November 3, 2013
Our Constitution was designed to prevent "lightning victories."
There's a reason why every "big" piece of legislation in our history (outside the Civil War) was passed with bipartisan support. Except Obamacare. The constitution was explicitly designed to prevent radical change, unless there is broad support for it. For instance the different parts of government have different lengths of their terms: Representatives two years, senators six years, Presidents four years, judges life. This was intended to stop things happening in a sudden wave of enthusiasm.
And our constitution normally forces compromise. A group gets something they want by giving other groups things they want. But the oddity of the electoral situation in 2009 enabled Dems to ram through their bill alone. In American politics, this is simply a "dirty trick." It guarantees that the bill will never have legitimacy.
BH Liddell Hart wrote that in war there is a terrible danger inherent in "lightning victories." This is because the defeated don't feel they were beaten honestly. So they never accept their defeat, and will come back and extract terrible revenge in the future. Americans never considered that Pearl Harbor was a legitimate victory. It was and is considered a dirty trick. So there was never a possibility that we would negotiate a peace, as the Japanese leaders hoped. And we had no qualms about killing them by the millions.
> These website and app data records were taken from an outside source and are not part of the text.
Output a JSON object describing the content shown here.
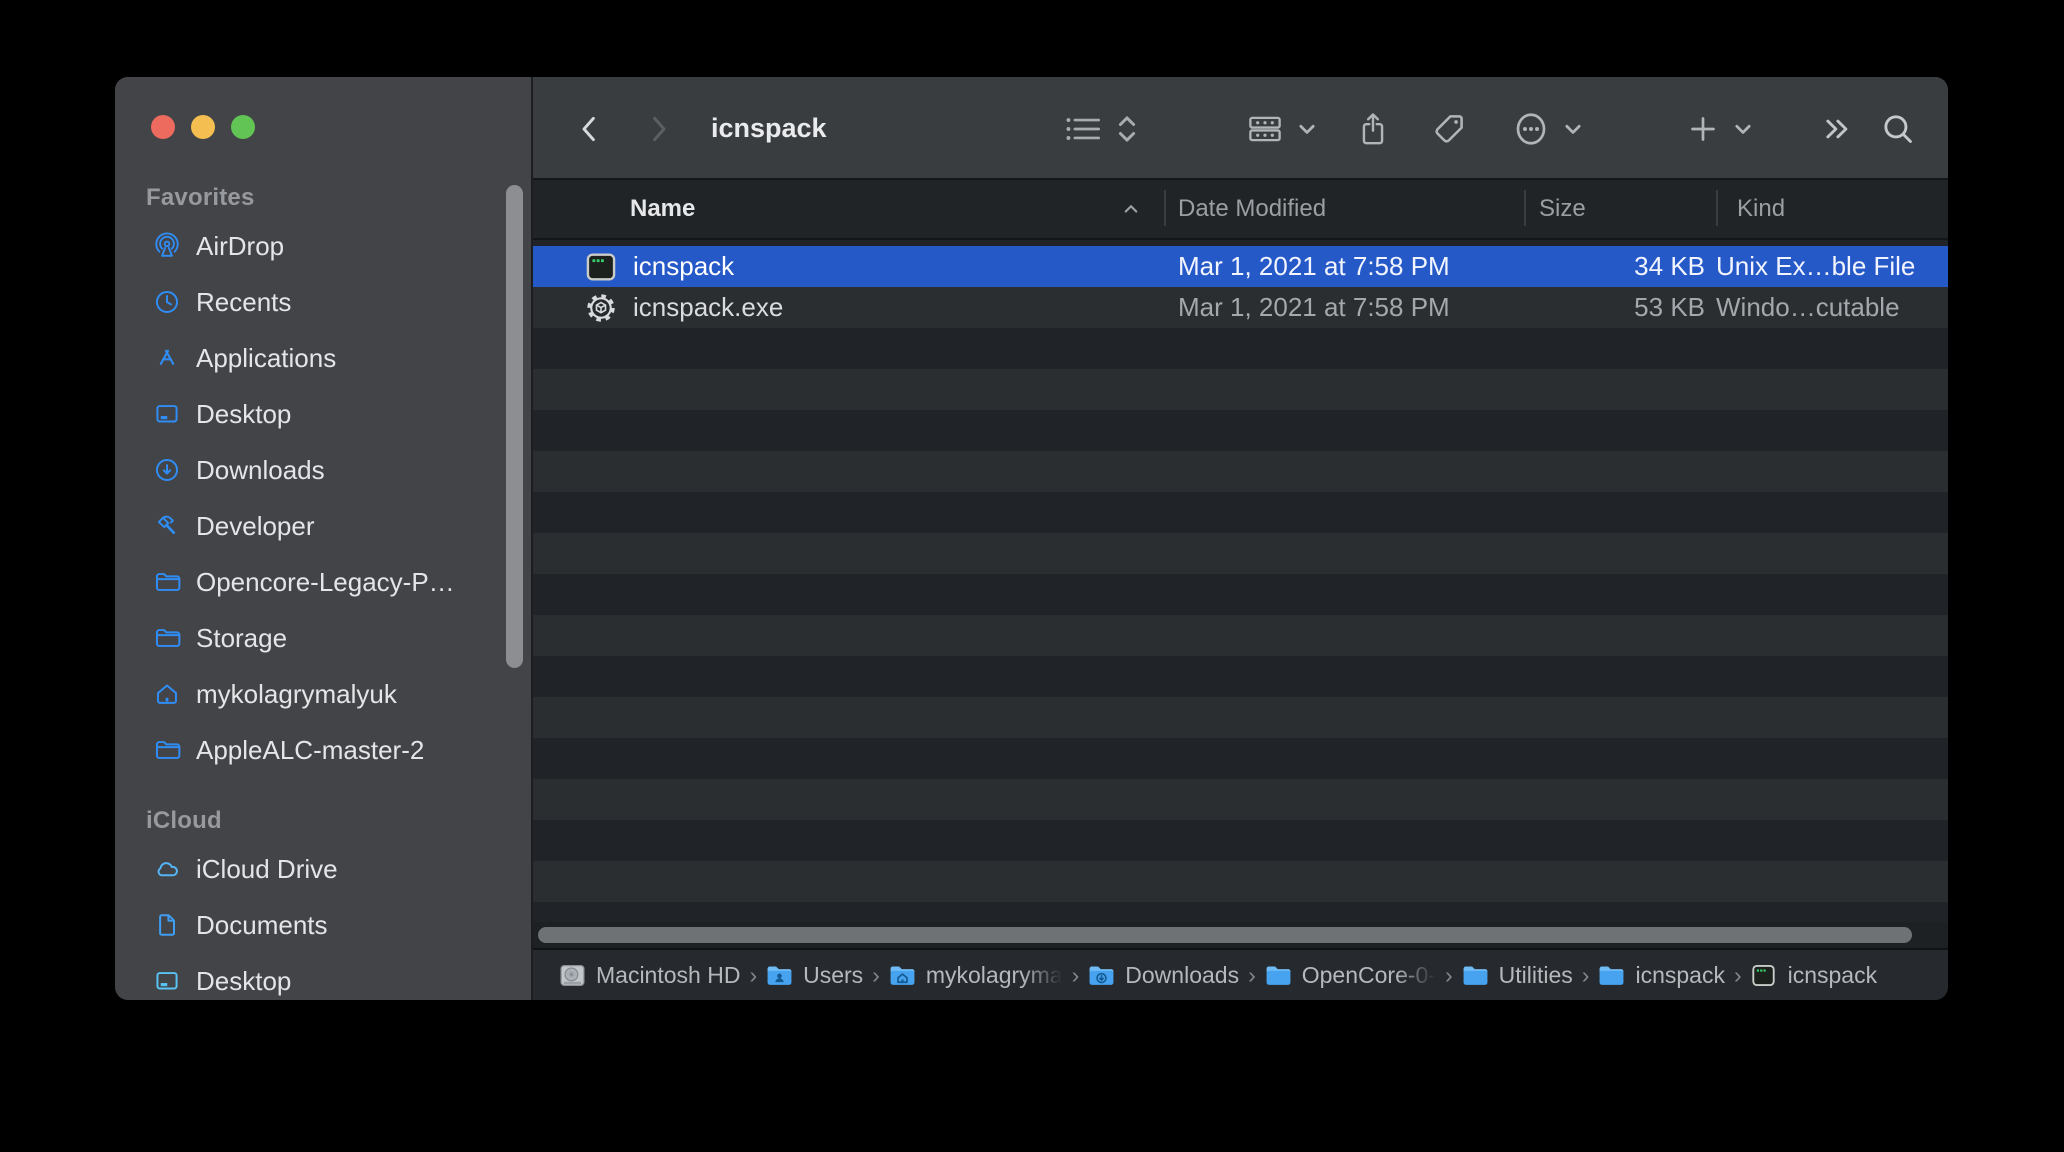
{
  "window": {
    "title": "icnspack"
  },
  "toolbar": {
    "title": "icnspack",
    "back": "chevron-left",
    "forward": "chevron-right",
    "view_control": "list-view",
    "icons": [
      "group-view",
      "share",
      "tag",
      "more-options",
      "add",
      "overflow",
      "search"
    ]
  },
  "sidebar": {
    "sections": [
      {
        "label": "Favorites",
        "items": [
          {
            "icon": "airdrop",
            "label": "AirDrop"
          },
          {
            "icon": "clock",
            "label": "Recents"
          },
          {
            "icon": "app-store",
            "label": "Applications"
          },
          {
            "icon": "desktop",
            "label": "Desktop"
          },
          {
            "icon": "download-circle",
            "label": "Downloads"
          },
          {
            "icon": "hammer",
            "label": "Developer"
          },
          {
            "icon": "folder",
            "label": "Opencore-Legacy-P…"
          },
          {
            "icon": "folder",
            "label": "Storage"
          },
          {
            "icon": "home",
            "label": "mykolagrymalyuk"
          },
          {
            "icon": "folder",
            "label": "AppleALC-master-2"
          }
        ]
      },
      {
        "label": "iCloud",
        "items": [
          {
            "icon": "cloud",
            "label": "iCloud Drive"
          },
          {
            "icon": "document",
            "label": "Documents"
          },
          {
            "icon": "desktop",
            "label": "Desktop"
          }
        ]
      }
    ]
  },
  "columns": {
    "name": "Name",
    "date_modified": "Date Modified",
    "size": "Size",
    "kind": "Kind",
    "sort_column": "Name",
    "sort_direction": "ascending"
  },
  "files": [
    {
      "icon": "unix-executable",
      "name": "icnspack",
      "date_modified": "Mar 1, 2021 at 7:58 PM",
      "size": "34 KB",
      "kind": "Unix Ex…ble File",
      "selected": true
    },
    {
      "icon": "windows-executable-gear",
      "name": "icnspack.exe",
      "date_modified": "Mar 1, 2021 at 7:58 PM",
      "size": "53 KB",
      "kind": "Windo…cutable",
      "selected": false
    }
  ],
  "path_bar": [
    {
      "icon": "hard-drive",
      "label": "Macintosh HD",
      "truncated": false
    },
    {
      "icon": "folder-users",
      "label": "Users",
      "truncated": false
    },
    {
      "icon": "folder-home",
      "label": "mykolagryma",
      "truncated": true
    },
    {
      "icon": "folder-downloads",
      "label": "Downloads",
      "truncated": false
    },
    {
      "icon": "folder",
      "label": "OpenCore-0-",
      "truncated": true
    },
    {
      "icon": "folder",
      "label": "Utilities",
      "truncated": false
    },
    {
      "icon": "folder",
      "label": "icnspack",
      "truncated": false
    },
    {
      "icon": "unix-executable",
      "label": "icnspack",
      "truncated": false
    }
  ],
  "colors": {
    "selection_blue": "#2659c8",
    "sidebar_bg": "#434447",
    "toolbar_bg": "#3a3d40",
    "row_dark": "#202327",
    "row_light": "#2a2e31",
    "pathbar_bg": "#26292d",
    "accent_blue": "#2f8df5",
    "traffic_red": "#ec6a5e",
    "traffic_yellow": "#f4bf50",
    "traffic_green": "#61c455"
  }
}
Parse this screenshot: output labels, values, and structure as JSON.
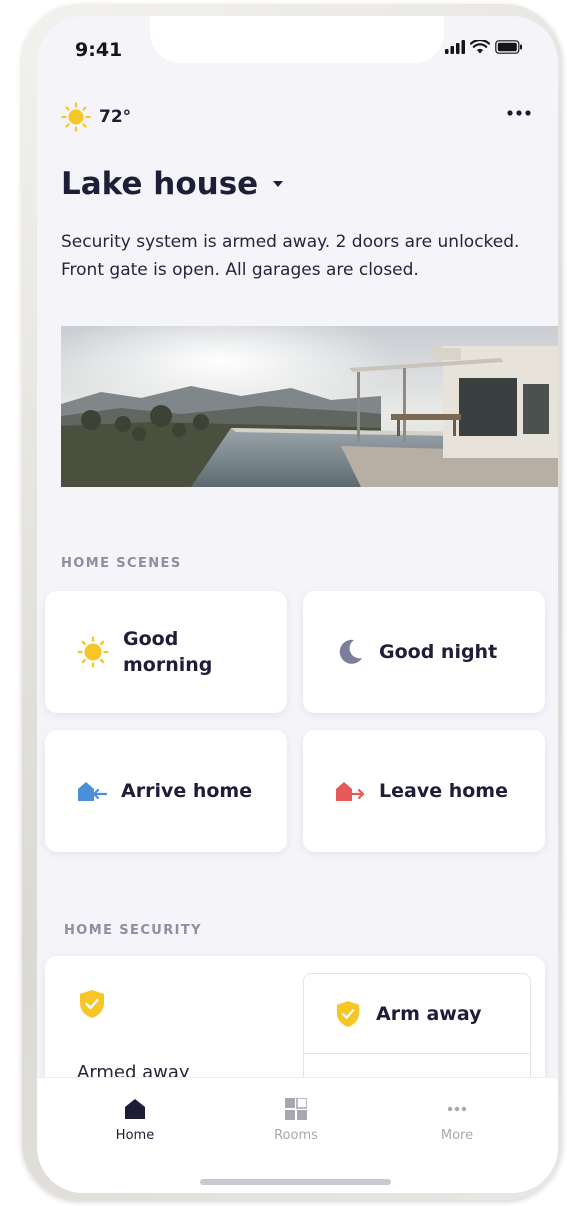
{
  "status_bar": {
    "time": "9:41"
  },
  "weather": {
    "temperature": "72°",
    "icon": "sun-icon"
  },
  "header": {
    "title": "Lake house"
  },
  "summary": "Security system is armed away. 2 doors are unlocked. Front gate is open. All garages are closed.",
  "home_scenes": {
    "label": "HOME SCENES",
    "items": [
      {
        "label": "Good morning",
        "icon": "sun-icon"
      },
      {
        "label": "Good night",
        "icon": "moon-icon"
      },
      {
        "label": "Arrive home",
        "icon": "arrive-home-icon"
      },
      {
        "label": "Leave home",
        "icon": "leave-home-icon"
      }
    ]
  },
  "home_security": {
    "label": "HOME SECURITY",
    "status": "Armed away",
    "action": "Arm away"
  },
  "tabs": [
    {
      "label": "Home",
      "active": true
    },
    {
      "label": "Rooms",
      "active": false
    },
    {
      "label": "More",
      "active": false
    }
  ],
  "colors": {
    "accent_yellow": "#f6c627",
    "navy": "#1e1e38",
    "arrive_blue": "#4a8fd9",
    "leave_red": "#e55a57"
  }
}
..."They were running the biggest start-up in the world, and they didn't have anyone who had run a start-up, or even run a business," said David Cutler, a Harvard professor and health adviser to Obama's 2008 campaign, who was not the individual who provided the memo to The Washington Post but confirmed he was the author. "It's very hard to think of a situation where the people best at getting legislation passed are best at implementing it. They are a different set of skills."
The White House's leadership of the immense project -- building new health insurance marketplaces for an estimated 24 million Americans without coverage -- is one of several key reasons that the president's signature domestic policy achievement has become a self-inflicted injury for the administration.
Based on interviews with more than two dozen current and former administration officials and outsiders who worked alongside them, the project was hampered by the White House's political sensitivity to Republican hatred of the law -- sensitivity so intense that the president's aides ordered that some work be slowed down or remain secret for fear of feeding the opposition. Inside the Department of Health and Human Services' Centers for Medicare and Medicaid, the main agency responsible for the exchanges, there was no single administrator whose full-time job was to manage the project. Republicans also made clear they would block funding, while some outside IT companies that were hired to build the Web site, HealthCare.gov, performed poorly.
These interwoven strands ultimately caused the exchange not to be ready by its Oct. 1 start date. It was not ready even though, on the balmy Sunday evening of March 21, 2010, hours after the bill had been enacted, the president had stood on the Truman Balcony for a champagne toast with his weary staff and put them on notice: They needed to get started on carrying out the law the very next morning. It was not ready even though, for months beginning last spring, the president emphasized the exchange's central importance during regular staff meetings to monitor progress. No matter which aspects of the sprawling law had been that day's focus, the official said, Obama invariably ended the meeting the same way: "All of that is well and good, but if the Web site doesn't work, nothing else matters."...